The goal when developing our new top mounted intercooler was to make it the very best aftermarket top mounted intercooler for WRX/STi... period.
We studied our competitors products and fixed all of the mistakes they have made...some of them major.
The most obvious error that EVERY one of our competors makes is not supplying their intercooler with proper ducting/shrouding to suit the increased size of the new intercooler. There is no point in installing a larger intercooler and leaving the factory under bonnet splitter/shroud in place. Here is the solution. A properly sized splitter/shroud to suit the application.
Pictured below is a pic of our top mounted intercooler installed in a 2006 Forester XT. For demonstration purposes we have removed the factory splitter/shroud and placed it on the intercooler as if the bonnet were shut. Its simple to see that 50% of the new upgraded intercooler would be seeing no ambient air flow... total waste of time and money. The picture (below right) is how it should be done. Process West intercooler and splitter/combination showing 100% of the new larger intercooler with full ambient airflow over the entire core.
This image (left) shows a 2005 WRX with the bonnet scoop removed, factory splitter/shroud still in place. The white line shows the actual dimension of the upgrade intercooler underneath.
Again...you can see the pointless exercise in upgrading the intercooler and not the ducting.

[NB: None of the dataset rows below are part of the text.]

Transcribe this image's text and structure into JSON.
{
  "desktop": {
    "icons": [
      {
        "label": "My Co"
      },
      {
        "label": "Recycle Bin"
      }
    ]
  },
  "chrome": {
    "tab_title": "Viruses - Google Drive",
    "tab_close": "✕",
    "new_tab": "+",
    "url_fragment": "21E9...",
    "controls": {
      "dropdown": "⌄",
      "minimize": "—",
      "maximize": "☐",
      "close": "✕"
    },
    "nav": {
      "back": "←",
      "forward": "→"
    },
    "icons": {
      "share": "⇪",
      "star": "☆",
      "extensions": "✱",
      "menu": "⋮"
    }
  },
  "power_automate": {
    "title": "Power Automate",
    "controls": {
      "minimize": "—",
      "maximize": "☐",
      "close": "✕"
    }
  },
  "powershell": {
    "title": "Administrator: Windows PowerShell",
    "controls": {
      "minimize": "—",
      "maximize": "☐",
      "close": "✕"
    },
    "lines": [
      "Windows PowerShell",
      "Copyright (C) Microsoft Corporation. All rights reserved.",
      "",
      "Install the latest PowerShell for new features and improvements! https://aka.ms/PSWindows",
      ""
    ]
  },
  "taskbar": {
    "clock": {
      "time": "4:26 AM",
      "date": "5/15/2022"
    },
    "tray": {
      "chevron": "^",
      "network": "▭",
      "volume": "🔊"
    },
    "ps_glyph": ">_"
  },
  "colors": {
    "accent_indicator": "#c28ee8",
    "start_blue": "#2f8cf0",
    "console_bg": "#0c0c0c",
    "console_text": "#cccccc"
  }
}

The next major problem that we see competitors doing (and they all copy each other) is building an intercooler that is too thick. Their design criteria is spot on for bragging rights whilst marketing. They say that bigger is better. This is totally not the case with an intercooler that is mounted at 90 degrees to the ambient air flow.
For good heat exchange to take place you need good ambient airflow through the intercooler. In the case of the boxer engine with its intercooler mounted under a bonnet scoop the ambient airflow speed is already struggling after doing a 90 degree turn through the scoop. The last thing it now needs to do is find its way through 114mm (4.5in) of intercooler core. This will result poor heat exchange and high inlet temps.
Our intercooler is 90mm thick (3.5in) and in turn the intercooler breathes, gives lower outlets temps and in turn more power.
Almost all of the aftermarket Y-pipes we see do not distribute the charge air flow along the intercooler evenly. Their Y-pipe usually consists of one nicely flowing section with an afterthough spout as the second duct.
Looking at the picture (below left) it's easy to see that our Y-pipe will give perfect charge air distribution. Combining all 3 features of out top mounted intercooler gives the perfectly designed top mounted intercooler for Subaru. This picture (below right) shows the complete combination of Y-pipe (underneath), intercooler and splitter.
Before looking at the results below I must say that dynos and top mounted intercoolers are not a great mix. No matter where you position the dyno fan there is still very little air flow into the bonnet scoop. Having said that both the stock intercooler and the PW upgrade intercooler were subject to exactly the same test conditions.
A few other things worth mentioning. The test vehicle was a stock (apart from a BPM GT exhaust system) 05 WRX. Stock WRXs consistently put down about 90kw ATW on his dyno. The intercooler outlet temp probe was placed in the silicon hose joiner at the throttle body. (IAT on the data sheet).
We started off with the PW intercooler/splitter and did a base line power run. Result was 115.5kw. Looking at the intercooler outlet temp saw a peak of 51C. I must say at this point I was a little disappointed. We saved all of the data collected during the run so that we could overlay it with the results from the stock intercooler.
Next we installed the stock intercooler/splitter. Max power was 107.5kw. More disturbing was how badly the factory WRX intercooler performs.
This graph (pictured left) shows the before and after power.
Note the test number. These 2 runs were back-to-back.
This graph (pictured left) shows the before and after intercooler outlet temps. Dark line is the PW unit, lighter line the stock unit. Note, we made sure that we started the test with same intercooler outlet temp to give an accurate comparision between the two. You can see both intercoolers started at about 37C. The PW unit saw a max of 51C and the stock unit 66C. This, of course is after one run on the dyno.
Next test was to see how badly the stock intercooler is effected by constant back-to-back runs. The graph (pictured left) shows 3 runs in quick succession. After the 3rd run we were up to 84C intercooler outlet temp.
I would hate to see the outlet temps after a few laps at the circuit.
Ok, real testing is done on the road. The only data that I was able to get on the road (with the equipment that I have) is intercooler outlet temps. I used a Fluke 87 digital multimeter with a K-type thermo couple just before the throttle body. (same position a the dyno test). Im not able log this data so you will just have to take my word for it.(Hence the reason stage 2 testing that will be done)
While doing the dyno testing I compared my Fluke meter with the dyno AIT probe and they were always within a degree of each other.
So, out into mountains with the PW intercooler/splitter combo. Basically I was unable to get the intercooler outlet temp above 43C no matter how hard I pushed. Great... now Im happy. Back to workshop and changed back to the stock intercooler/splitter.
Went and did the same hard driving and saw a peak of 72C which would probably have kept rising but I decided that was enough. The car also felt a lot less lively.